Hi 👋, this is my personal site where I blog about iOS app development and related topics.

Detecting When Your App Gets Backgrounded using Combine

23 Nov 2019 »

The introduction of the Combine Framework provides a new (reactive) way to respond to system events such as your app entering the background.

In this example I have a CALayer subclass running some CABasicAnimations that need to be paused when the app gets backgrounded and resumed when the app becomes active again. In the layer’s init we attach a subscriber to the default notification centre’s publisher for the particualr events that we’re interested in. When attaching the subscriber we provide a closure that will be executed every time a new event arrives.

let bgSubscriber = NotificationCenter.default
   .publisher(for: UIApplication.willResignActiveNotification)
   .sink {
      _ in

      self.pauseAnimation()
   }

let foregroundSubscriber = NotificationCenter.default
   .publisher(for: UIApplication.didBecomeActiveNotification)
   .sink {
      _ in

      self.resumeAnimation()
   }
}

Let’s dig in a little to what’s going on here because it may not be obvious if you’re not familiar with Combine or NotificationCenter.

NotificationCenter predates Combine as a mechanism for broadcasting information (notifications) to interested observers. Every app gets a default notification centre which is used to broadcast system events such as those in the example here. Without Combine you can register to observe notifications and provide a selector to define what function to call when a notification is received.

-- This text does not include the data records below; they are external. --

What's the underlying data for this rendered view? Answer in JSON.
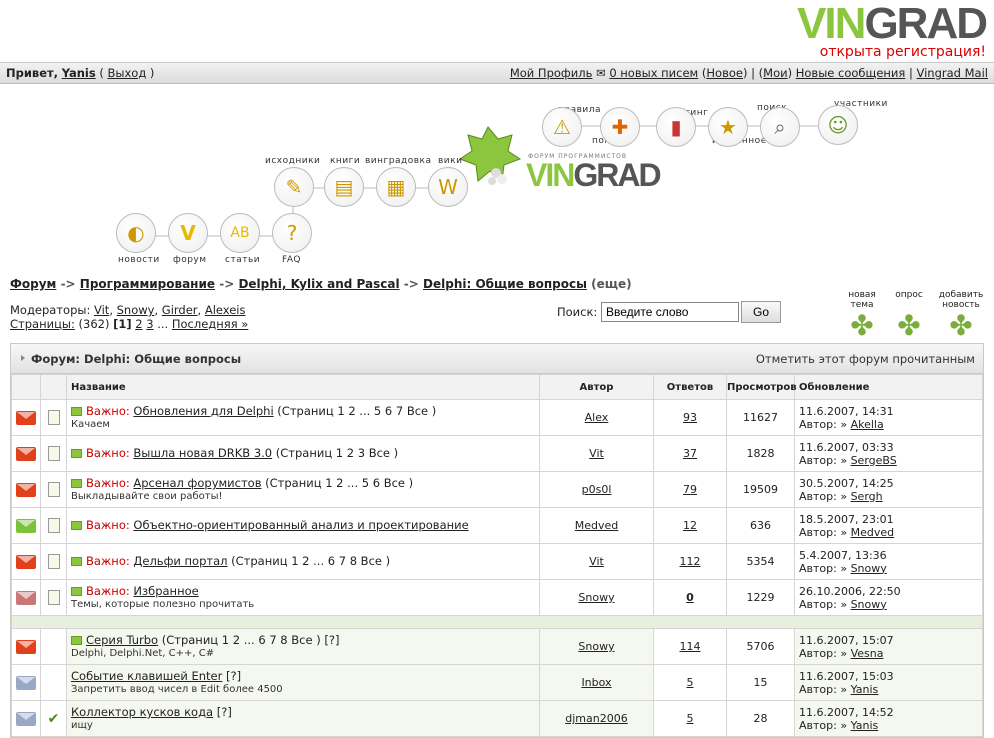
{
  "brand": {
    "logo": "VINGRAD",
    "tagline": "открыта регистрация!"
  },
  "userbar": {
    "greeting": "Привет,",
    "username": "Yanis",
    "logout": "Выход",
    "profile": "Мой Профиль",
    "mail": "0 новых писем",
    "new": "Новое",
    "mine": "Мои",
    "new_msgs": "Новые сообщения",
    "vmail": "Vingrad Mail"
  },
  "nav": {
    "rules": "правила",
    "help": "помощь",
    "rating": "рейтинг",
    "search": "поиск",
    "favorites": "избранное",
    "members": "участники",
    "sources": "исходники",
    "books": "книги",
    "vingradovka": "винградовка",
    "wiki": "вики",
    "news": "новости",
    "forum": "форум",
    "articles": "статьи",
    "faq": "FAQ",
    "center_logo": "VINGRAD",
    "center_sub": "ФОРУМ ПРОГРАММИСТОВ"
  },
  "breadcrumb": {
    "c1": "Форум",
    "c2": "Программирование",
    "c3": "Delphi, Kylix and Pascal",
    "c4": "Delphi: Общие вопросы",
    "more": "(еще)",
    "sep": "->"
  },
  "moderators": {
    "label": "Модераторы:",
    "list": [
      "Vit",
      "Snowy",
      "Girder",
      "Alexeis"
    ]
  },
  "pages": {
    "label": "Страницы:",
    "count": "(362)",
    "current": "[1]",
    "p2": "2",
    "p3": "3",
    "dots": "...",
    "last": "Последняя »"
  },
  "search": {
    "label": "Поиск:",
    "placeholder": "Введите слово",
    "go": "Go"
  },
  "actions": {
    "new_topic": "новая\nтема",
    "poll": "опрос",
    "add_news": "добавить\nновость"
  },
  "forum": {
    "title": "Форум: Delphi: Общие вопросы",
    "mark_read": "Отметить этот форум прочитанным"
  },
  "columns": {
    "name": "Название",
    "author": "Автор",
    "replies": "Ответов",
    "views": "Просмотров",
    "updated": "Обновление"
  },
  "topics": [
    {
      "important": true,
      "prefix": "Важно: ",
      "title": "Обновления для Delphi",
      "pages": " (Страниц 1 2 ... 5 6 7 Все )",
      "sub": "Качаем",
      "author": "Alex",
      "replies": "93",
      "views": "11627",
      "date": "11.6.2007, 14:31",
      "last": "Akella",
      "env": "#e0401a"
    },
    {
      "important": true,
      "prefix": "Важно: ",
      "title": "Вышла новая DRKB 3.0",
      "pages": " (Страниц 1 2 3 Все )",
      "sub": "",
      "author": "Vit",
      "replies": "37",
      "views": "1828",
      "date": "11.6.2007, 03:33",
      "last": "SergeBS",
      "env": "#e0401a"
    },
    {
      "important": true,
      "prefix": "Важно: ",
      "title": "Арсенал форумистов",
      "pages": " (Страниц 1 2 ... 5 6 Все )",
      "sub": "Выкладывайте свои работы!",
      "author": "p0s0l",
      "replies": "79",
      "views": "19509",
      "date": "30.5.2007, 14:25",
      "last": "Sergh",
      "env": "#e0401a"
    },
    {
      "important": true,
      "prefix": "Важно: ",
      "title": "Объектно-ориентированный анализ и проектирование",
      "pages": "",
      "sub": "",
      "author": "Medved",
      "replies": "12",
      "views": "636",
      "date": "18.5.2007, 23:01",
      "last": "Medved",
      "env": "#7cc23a"
    },
    {
      "important": true,
      "prefix": "Важно: ",
      "title": "Дельфи портал",
      "pages": " (Страниц 1 2 ... 6 7 8 Все )",
      "sub": "",
      "author": "Vit",
      "replies": "112",
      "views": "5354",
      "date": "5.4.2007, 13:36",
      "last": "Snowy",
      "env": "#e0401a"
    },
    {
      "important": true,
      "prefix": "Важно: ",
      "title": "Избранное",
      "pages": "",
      "sub": "Темы, которые полезно прочитать",
      "author": "Snowy",
      "replies": "0",
      "views": "1229",
      "date": "26.10.2006, 22:50",
      "last": "Snowy",
      "env": "#cc7777"
    },
    {
      "important": false,
      "prefix": "",
      "title": "Серия Turbo",
      "pages": " (Страниц 1 2 ... 6 7 8 Все ) [?]",
      "sub": "Delphi, Delphi.Net, C++, C#",
      "author": "Snowy",
      "replies": "114",
      "views": "5706",
      "date": "11.6.2007, 15:07",
      "last": "Vesna",
      "env": "#e0401a"
    },
    {
      "important": false,
      "prefix": "",
      "title": "Событие клавишей Enter",
      "pages": " [?]",
      "sub": "Запретить ввод чисел в Edit более 4500",
      "author": "Inbox",
      "replies": "5",
      "views": "15",
      "date": "11.6.2007, 15:03",
      "last": "Yanis",
      "env": "#9aa8c8"
    },
    {
      "important": false,
      "prefix": "",
      "title": "Коллектор кусков кода",
      "pages": " [?]",
      "sub": "ищу",
      "author": "djman2006",
      "replies": "5",
      "views": "28",
      "date": "11.6.2007, 14:52",
      "last": "Yanis",
      "env": "#9aa8c8"
    }
  ],
  "last_by": "Автор:",
  "arrow": "»"
}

With the introduction of Combine however, NotificationCenter added the publisher(for:object:) method which returns a Publisher that will emit values when notifications are broadcast.

A Publisher is how Combine represents a sequence of values over time that can be subscribed to. By calling sink(receiveValue:) we create a subscriber that will receive every value from the publisher.

The true power and utility of Combine isn’t seen in this example, but even still I don’t think it’s overkill to use Combine to provide a modern Swifty replacement for old fashioned notification observers and selectors.

A Note on Memory Management

To complete this specific example there’s a little more work to do. In my app I create many of these custom CALayer instances and at various points they get removed and new ones created in their place. With the code above as it is we’re preventing the layers from being deallocated when they’re no longer being used (because we captured self in the closure passed in to the sink call). To fix this problem we can keep a reference to the subscribers


private var appEventSubscribers =  [AnyCancellable]()

init(){
	
   ...
	
   appEventSubscribers = [foregroundSubscriber, bgSubscriber]

}

so that we can cancel them when the layer gets removed from its parent.

override func removeFromSuperlayer() {
        appEventSubscribers.forEach {
            $0.cancel()
        }

        super.removeFromSuperlayer()
    }
}
© Michael Behan

By Michael Behan

Hi 👋, this is my personal site where I blog about iOS app development and related topics.

© Michael Behan